Because the images are not wanted, restate every line below word for word without them.

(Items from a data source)
▼

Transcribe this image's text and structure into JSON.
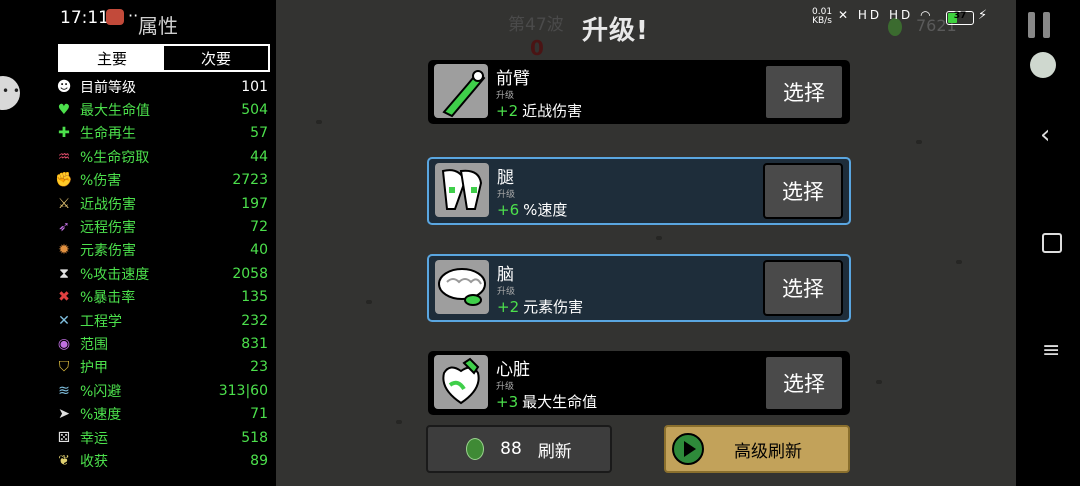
{
  "status_bar": {
    "time": "17:11",
    "more": "··",
    "net_speed": "0.01\nKB/s",
    "signal": "HD HD",
    "battery": "37"
  },
  "hud": {
    "wave": "第47波",
    "wave_counter": "0",
    "level_up_title": "升级!",
    "materials": "7621"
  },
  "stats_panel": {
    "title": "属性",
    "tabs": {
      "primary": "主要",
      "secondary": "次要"
    },
    "stats": [
      {
        "icon": "level-icon",
        "glyph": "☻",
        "color": "#ffffff",
        "name": "目前等级",
        "value": "101",
        "green": false
      },
      {
        "icon": "heart-icon",
        "glyph": "♥",
        "color": "#4ce04c",
        "name": "最大生命值",
        "value": "504",
        "green": true
      },
      {
        "icon": "regen-icon",
        "glyph": "✚",
        "color": "#4ce04c",
        "name": "生命再生",
        "value": "57",
        "green": true
      },
      {
        "icon": "lifesteal-icon",
        "glyph": "♒",
        "color": "#e04c6a",
        "name": "%生命窃取",
        "value": "44",
        "green": true
      },
      {
        "icon": "damage-icon",
        "glyph": "✊",
        "color": "#e05050",
        "name": "%伤害",
        "value": "2723",
        "green": true
      },
      {
        "icon": "melee-icon",
        "glyph": "⚔",
        "color": "#e0c070",
        "name": "近战伤害",
        "value": "197",
        "green": true
      },
      {
        "icon": "ranged-icon",
        "glyph": "➶",
        "color": "#c070e0",
        "name": "远程伤害",
        "value": "72",
        "green": true
      },
      {
        "icon": "elemental-icon",
        "glyph": "✹",
        "color": "#e09040",
        "name": "元素伤害",
        "value": "40",
        "green": true
      },
      {
        "icon": "attack-speed-icon",
        "glyph": "⧗",
        "color": "#e0e0e0",
        "name": "%攻击速度",
        "value": "2058",
        "green": true
      },
      {
        "icon": "crit-icon",
        "glyph": "✖",
        "color": "#e04040",
        "name": "%暴击率",
        "value": "135",
        "green": true
      },
      {
        "icon": "engineering-icon",
        "glyph": "✕",
        "color": "#80c0e0",
        "name": "工程学",
        "value": "232",
        "green": true
      },
      {
        "icon": "range-icon",
        "glyph": "◉",
        "color": "#c070e0",
        "name": "范围",
        "value": "831",
        "green": true
      },
      {
        "icon": "armor-icon",
        "glyph": "⛉",
        "color": "#e0c040",
        "name": "护甲",
        "value": "23",
        "green": true
      },
      {
        "icon": "dodge-icon",
        "glyph": "≋",
        "color": "#80c0e0",
        "name": "%闪避",
        "value": "313|60",
        "green": true
      },
      {
        "icon": "speed-icon",
        "glyph": "➤",
        "color": "#e0e0e0",
        "name": "%速度",
        "value": "71",
        "green": true
      },
      {
        "icon": "luck-icon",
        "glyph": "⚄",
        "color": "#e0e0e0",
        "name": "幸运",
        "value": "518",
        "green": true
      },
      {
        "icon": "harvest-icon",
        "glyph": "❦",
        "color": "#e0d070",
        "name": "收获",
        "value": "89",
        "green": true
      }
    ]
  },
  "upgrades": [
    {
      "name": "前臂",
      "type": "升级",
      "bonus": "+2",
      "effect": "近战伤害",
      "select": "选择",
      "icon": "forearm-icon",
      "highlighted": false
    },
    {
      "name": "腿",
      "type": "升级",
      "bonus": "+6",
      "effect": "%速度",
      "select": "选择",
      "icon": "legs-icon",
      "highlighted": true
    },
    {
      "name": "脑",
      "type": "升级",
      "bonus": "+2",
      "effect": "元素伤害",
      "select": "选择",
      "icon": "brain-icon",
      "highlighted": true
    },
    {
      "name": "心脏",
      "type": "升级",
      "bonus": "+3",
      "effect": "最大生命值",
      "select": "选择",
      "icon": "heart-organ-icon",
      "highlighted": false
    }
  ],
  "reroll": {
    "price": "88",
    "label": "刷新"
  },
  "premium_reroll": {
    "label": "高级刷新"
  }
}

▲

■ Solution to this problem ■
Transcribe this image's text and structure into JSON.
{
  "status_bar": {
    "time": "17:11",
    "more": "··",
    "net_speed": "0.01\nKB/s",
    "signal": "HD HD",
    "battery": "37"
  },
  "hud": {
    "wave": "第47波",
    "wave_counter": "0",
    "level_up_title": "升级!",
    "materials": "7621"
  },
  "stats_panel": {
    "title": "属性",
    "tabs": {
      "primary": "主要",
      "secondary": "次要"
    },
    "stats": [
      {
        "icon": "level-icon",
        "glyph": "☻",
        "color": "#ffffff",
        "name": "目前等级",
        "value": "101",
        "green": false
      },
      {
        "icon": "heart-icon",
        "glyph": "♥",
        "color": "#4ce04c",
        "name": "最大生命值",
        "value": "504",
        "green": true
      },
      {
        "icon": "regen-icon",
        "glyph": "✚",
        "color": "#4ce04c",
        "name": "生命再生",
        "value": "57",
        "green": true
      },
      {
        "icon": "lifesteal-icon",
        "glyph": "♒",
        "color": "#e04c6a",
        "name": "%生命窃取",
        "value": "44",
        "green": true
      },
      {
        "icon": "damage-icon",
        "glyph": "✊",
        "color": "#e05050",
        "name": "%伤害",
        "value": "2723",
        "green": true
      },
      {
        "icon": "melee-icon",
        "glyph": "⚔",
        "color": "#e0c070",
        "name": "近战伤害",
        "value": "197",
        "green": true
      },
      {
        "icon": "ranged-icon",
        "glyph": "➶",
        "color": "#c070e0",
        "name": "远程伤害",
        "value": "72",
        "green": true
      },
      {
        "icon": "elemental-icon",
        "glyph": "✹",
        "color": "#e09040",
        "name": "元素伤害",
        "value": "40",
        "green": true
      },
      {
        "icon": "attack-speed-icon",
        "glyph": "⧗",
        "color": "#e0e0e0",
        "name": "%攻击速度",
        "value": "2058",
        "green": true
      },
      {
        "icon": "crit-icon",
        "glyph": "✖",
        "color": "#e04040",
        "name": "%暴击率",
        "value": "135",
        "green": true
      },
      {
        "icon": "engineering-icon",
        "glyph": "✕",
        "color": "#80c0e0",
        "name": "工程学",
        "value": "232",
        "green": true
      },
      {
        "icon": "range-icon",
        "glyph": "◉",
        "color": "#c070e0",
        "name": "范围",
        "value": "831",
        "green": true
      },
      {
        "icon": "armor-icon",
        "glyph": "⛉",
        "color": "#e0c040",
        "name": "护甲",
        "value": "23",
        "green": true
      },
      {
        "icon": "dodge-icon",
        "glyph": "≋",
        "color": "#80c0e0",
        "name": "%闪避",
        "value": "313|60",
        "green": true
      },
      {
        "icon": "speed-icon",
        "glyph": "➤",
        "color": "#e0e0e0",
        "name": "%速度",
        "value": "71",
        "green": true
      },
      {
        "icon": "luck-icon",
        "glyph": "⚄",
        "color": "#e0e0e0",
        "name": "幸运",
        "value": "518",
        "green": true
      },
      {
        "icon": "harvest-icon",
        "glyph": "❦",
        "color": "#e0d070",
        "name": "收获",
        "value": "89",
        "green": true
      }
    ]
  },
  "upgrades": [
    {
      "name": "前臂",
      "type": "升级",
      "bonus": "+2",
      "effect": "近战伤害",
      "select": "选择",
      "icon": "forearm-icon",
      "highlighted": false
    },
    {
      "name": "腿",
      "type": "升级",
      "bonus": "+6",
      "effect": "%速度",
      "select": "选择",
      "icon": "legs-icon",
      "highlighted": true
    },
    {
      "name": "脑",
      "type": "升级",
      "bonus": "+2",
      "effect": "元素伤害",
      "select": "选择",
      "icon": "brain-icon",
      "highlighted": true
    },
    {
      "name": "心脏",
      "type": "升级",
      "bonus": "+3",
      "effect": "最大生命值",
      "select": "选择",
      "icon": "heart-organ-icon",
      "highlighted": false
    }
  ],
  "reroll": {
    "price": "88",
    "label": "刷新"
  },
  "premium_reroll": {
    "label": "高级刷新"
  }
}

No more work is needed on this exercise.